_Task goal_. Exact repetition is required: reproduce every line of the data.

_Materials provided_.
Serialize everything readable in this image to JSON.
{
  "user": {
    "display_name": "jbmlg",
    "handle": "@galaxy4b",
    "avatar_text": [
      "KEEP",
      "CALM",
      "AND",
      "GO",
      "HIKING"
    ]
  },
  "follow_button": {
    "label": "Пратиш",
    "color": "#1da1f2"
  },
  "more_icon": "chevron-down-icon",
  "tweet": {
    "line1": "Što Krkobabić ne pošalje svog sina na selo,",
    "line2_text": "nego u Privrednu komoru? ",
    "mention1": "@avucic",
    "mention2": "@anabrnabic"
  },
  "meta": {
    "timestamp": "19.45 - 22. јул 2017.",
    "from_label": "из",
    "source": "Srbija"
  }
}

_Your solution_.
Serialize everything readable in this image to JSON.
{
  "user": {
    "display_name": "jbmlg",
    "handle": "@galaxy4b",
    "avatar_text": [
      "KEEP",
      "CALM",
      "AND",
      "GO",
      "HIKING"
    ]
  },
  "follow_button": {
    "label": "Пратиш",
    "color": "#1da1f2"
  },
  "more_icon": "chevron-down-icon",
  "tweet": {
    "line1": "Što Krkobabić ne pošalje svog sina na selo,",
    "line2_text": "nego u Privrednu komoru? ",
    "mention1": "@avucic",
    "mention2": "@anabrnabic"
  },
  "meta": {
    "timestamp": "19.45 - 22. јул 2017.",
    "from_label": "из",
    "source": "Srbija"
  }
}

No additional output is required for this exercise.